Most Memorable Restorations

Over the years, there have been several unique cars that the folks at Chasing Classic Cars have put their loving hands on.

1956 Baby Ferrari Racer

One of the most memorable collaborations that Carini and Barr did on the show was the 1956 Baby Ferrari Racer in the second episode of season six. The car was a toy car with a stunning design (it was based on the Ferrari 375MM Spyder) and was powered by an electric motor, seating two small children. Not many of these toys were made in the 50s and were primarily for affluent families. (There is a story that Dwight Eisenhower's grandchildren may have owned a pair). The restoration was partnered with Carini’s father, and the sale at Bonhams benefitted the charity “Autism Speaks” - a national organization dedicated to increasing the awareness of this affliction so many children suffer. The car sold for $18,000.
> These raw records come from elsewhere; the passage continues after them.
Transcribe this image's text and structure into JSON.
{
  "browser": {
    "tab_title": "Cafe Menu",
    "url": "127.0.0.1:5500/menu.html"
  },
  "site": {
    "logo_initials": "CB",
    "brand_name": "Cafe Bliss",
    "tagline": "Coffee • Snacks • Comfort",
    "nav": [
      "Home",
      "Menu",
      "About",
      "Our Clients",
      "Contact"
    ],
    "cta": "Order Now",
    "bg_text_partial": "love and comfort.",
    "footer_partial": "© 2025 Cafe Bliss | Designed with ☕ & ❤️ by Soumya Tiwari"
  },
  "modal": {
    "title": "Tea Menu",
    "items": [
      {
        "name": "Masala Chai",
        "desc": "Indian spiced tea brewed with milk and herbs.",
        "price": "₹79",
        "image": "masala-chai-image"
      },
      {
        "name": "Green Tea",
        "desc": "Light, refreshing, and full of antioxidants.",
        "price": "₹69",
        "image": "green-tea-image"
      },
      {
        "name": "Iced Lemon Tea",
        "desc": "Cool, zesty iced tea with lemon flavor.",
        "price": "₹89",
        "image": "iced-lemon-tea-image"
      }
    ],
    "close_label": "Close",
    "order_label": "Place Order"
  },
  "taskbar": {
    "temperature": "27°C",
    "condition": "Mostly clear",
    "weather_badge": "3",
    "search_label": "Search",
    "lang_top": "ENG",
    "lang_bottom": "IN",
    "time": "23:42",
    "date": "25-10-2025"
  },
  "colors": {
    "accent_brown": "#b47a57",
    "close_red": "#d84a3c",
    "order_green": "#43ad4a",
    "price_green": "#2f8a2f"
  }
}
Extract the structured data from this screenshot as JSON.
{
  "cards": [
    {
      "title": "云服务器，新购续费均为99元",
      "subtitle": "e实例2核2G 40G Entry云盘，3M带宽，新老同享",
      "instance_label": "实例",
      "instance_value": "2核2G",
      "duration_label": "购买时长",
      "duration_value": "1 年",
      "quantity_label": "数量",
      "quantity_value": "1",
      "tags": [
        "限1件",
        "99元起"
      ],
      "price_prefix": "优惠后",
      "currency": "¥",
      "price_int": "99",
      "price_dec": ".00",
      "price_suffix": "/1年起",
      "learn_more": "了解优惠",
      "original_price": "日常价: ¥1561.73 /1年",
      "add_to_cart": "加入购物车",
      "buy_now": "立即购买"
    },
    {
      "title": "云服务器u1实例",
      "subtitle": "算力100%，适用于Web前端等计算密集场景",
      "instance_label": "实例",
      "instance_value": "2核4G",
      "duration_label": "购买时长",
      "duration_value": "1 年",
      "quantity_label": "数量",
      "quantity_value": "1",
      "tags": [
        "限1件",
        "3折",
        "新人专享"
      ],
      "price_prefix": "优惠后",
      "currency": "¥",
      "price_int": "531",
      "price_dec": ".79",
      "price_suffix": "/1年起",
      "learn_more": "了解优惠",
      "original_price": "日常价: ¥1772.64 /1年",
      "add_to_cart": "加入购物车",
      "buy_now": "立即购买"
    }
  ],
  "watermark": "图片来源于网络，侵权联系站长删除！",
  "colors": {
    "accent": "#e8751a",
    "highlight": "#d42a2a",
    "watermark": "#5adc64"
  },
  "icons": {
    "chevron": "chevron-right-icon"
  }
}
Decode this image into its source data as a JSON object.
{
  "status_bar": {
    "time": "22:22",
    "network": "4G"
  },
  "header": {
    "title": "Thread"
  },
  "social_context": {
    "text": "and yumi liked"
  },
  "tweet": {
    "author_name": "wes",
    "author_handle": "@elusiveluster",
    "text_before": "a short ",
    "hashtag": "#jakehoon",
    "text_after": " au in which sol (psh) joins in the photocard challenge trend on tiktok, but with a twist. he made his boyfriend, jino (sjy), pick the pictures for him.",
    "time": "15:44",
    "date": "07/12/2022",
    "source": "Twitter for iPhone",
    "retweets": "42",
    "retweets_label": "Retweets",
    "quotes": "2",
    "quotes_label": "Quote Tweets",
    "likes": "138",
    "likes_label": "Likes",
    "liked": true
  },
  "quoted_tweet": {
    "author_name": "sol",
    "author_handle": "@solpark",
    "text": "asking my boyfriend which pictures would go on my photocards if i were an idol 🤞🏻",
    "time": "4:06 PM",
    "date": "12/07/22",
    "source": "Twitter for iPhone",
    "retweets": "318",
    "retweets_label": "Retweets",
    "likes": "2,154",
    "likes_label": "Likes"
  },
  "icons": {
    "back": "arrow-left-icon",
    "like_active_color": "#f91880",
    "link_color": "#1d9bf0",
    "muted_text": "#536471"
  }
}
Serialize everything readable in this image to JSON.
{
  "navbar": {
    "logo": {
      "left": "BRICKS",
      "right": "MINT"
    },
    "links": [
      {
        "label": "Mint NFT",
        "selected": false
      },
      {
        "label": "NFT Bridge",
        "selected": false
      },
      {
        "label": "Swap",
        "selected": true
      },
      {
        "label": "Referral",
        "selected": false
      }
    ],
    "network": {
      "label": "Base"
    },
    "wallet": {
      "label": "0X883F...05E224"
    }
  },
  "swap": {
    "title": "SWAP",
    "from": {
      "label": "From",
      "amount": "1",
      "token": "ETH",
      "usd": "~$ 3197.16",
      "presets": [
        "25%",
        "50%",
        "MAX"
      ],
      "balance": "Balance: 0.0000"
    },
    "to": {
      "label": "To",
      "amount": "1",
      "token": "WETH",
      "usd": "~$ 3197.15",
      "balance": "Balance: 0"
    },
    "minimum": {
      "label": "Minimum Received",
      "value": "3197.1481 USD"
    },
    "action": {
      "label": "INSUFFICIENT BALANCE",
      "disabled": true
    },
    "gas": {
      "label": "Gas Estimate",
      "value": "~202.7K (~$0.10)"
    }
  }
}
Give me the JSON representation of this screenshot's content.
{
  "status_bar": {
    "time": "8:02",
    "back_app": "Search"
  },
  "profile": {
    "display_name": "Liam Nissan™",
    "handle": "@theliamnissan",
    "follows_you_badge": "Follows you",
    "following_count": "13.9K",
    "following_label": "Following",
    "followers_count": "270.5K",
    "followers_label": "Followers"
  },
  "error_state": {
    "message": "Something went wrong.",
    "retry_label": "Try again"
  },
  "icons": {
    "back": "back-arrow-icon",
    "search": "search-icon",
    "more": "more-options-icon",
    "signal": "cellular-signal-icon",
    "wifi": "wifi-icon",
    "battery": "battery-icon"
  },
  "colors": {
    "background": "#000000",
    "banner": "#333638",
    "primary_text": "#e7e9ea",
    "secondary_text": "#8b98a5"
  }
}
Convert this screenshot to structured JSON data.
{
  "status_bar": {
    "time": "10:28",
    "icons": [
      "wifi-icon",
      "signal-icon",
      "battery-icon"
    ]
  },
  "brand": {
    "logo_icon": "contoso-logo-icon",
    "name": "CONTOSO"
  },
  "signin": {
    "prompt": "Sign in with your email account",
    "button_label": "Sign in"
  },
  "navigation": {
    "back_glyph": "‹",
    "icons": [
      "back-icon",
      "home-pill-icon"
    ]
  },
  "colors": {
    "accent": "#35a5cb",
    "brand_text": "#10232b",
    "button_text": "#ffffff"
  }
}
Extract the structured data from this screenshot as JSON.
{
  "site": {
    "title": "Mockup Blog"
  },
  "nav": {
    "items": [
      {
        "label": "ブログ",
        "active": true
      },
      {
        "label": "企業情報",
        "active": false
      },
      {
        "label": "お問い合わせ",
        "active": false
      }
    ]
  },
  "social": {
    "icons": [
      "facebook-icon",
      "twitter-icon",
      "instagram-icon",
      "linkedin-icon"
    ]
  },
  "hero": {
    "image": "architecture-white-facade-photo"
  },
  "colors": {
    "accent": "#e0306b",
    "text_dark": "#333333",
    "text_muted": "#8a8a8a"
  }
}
1921 Stutz Bearcat

One of the best, most well-preserved finds the duo made was the 1921 Stutz Bearcat. Housed in a garage since the 1950s, this original sports car was made as an everyman’s roadster, a version of the car that competed in Indianapolis and was sold to the general public. The car was not hard to get running (new pugs, wiring, and some cleaning). The car sat in Carini’s shop for about a year before winning the 2016 FIVA Award for best regularly driven car from the early 1900s. Eventually, the car would be sold to new owners at auction for a winning bid of $594,000, which was substantially more than the $30k it was rumored to have been sold for when Carinin found it.

1964 Shelby Cobra USRRC Roadster

This car was a rare Shelby built to racing specifications and was one of only 42 thought to have existed. The USSRC (United States Road Racing Championship) was created in 1962 by the Sports Car Club of America as the premier road race. Open to drivers worldwide, it quickly gained prominence among racing enthusiasts, and Carl Shelby was no exception. He designed this Cobra as a lean and fast race car (a 1964 Cobra won its first SCCA’s Midwest Division A Production Championship with Mack Yates - a Kirkwood auto dealer driving). Ford dominated the circuit for several years. The Shelby Carini and Barr restored was considered a prime example of racing history and one of the purest original roadsters ever.

The episode from 2011 found Carini very nervous because he had offered the car without reserve, which meant that he had to accept the winning bid. Much to his relief, the car sold for a cool $1.5 million.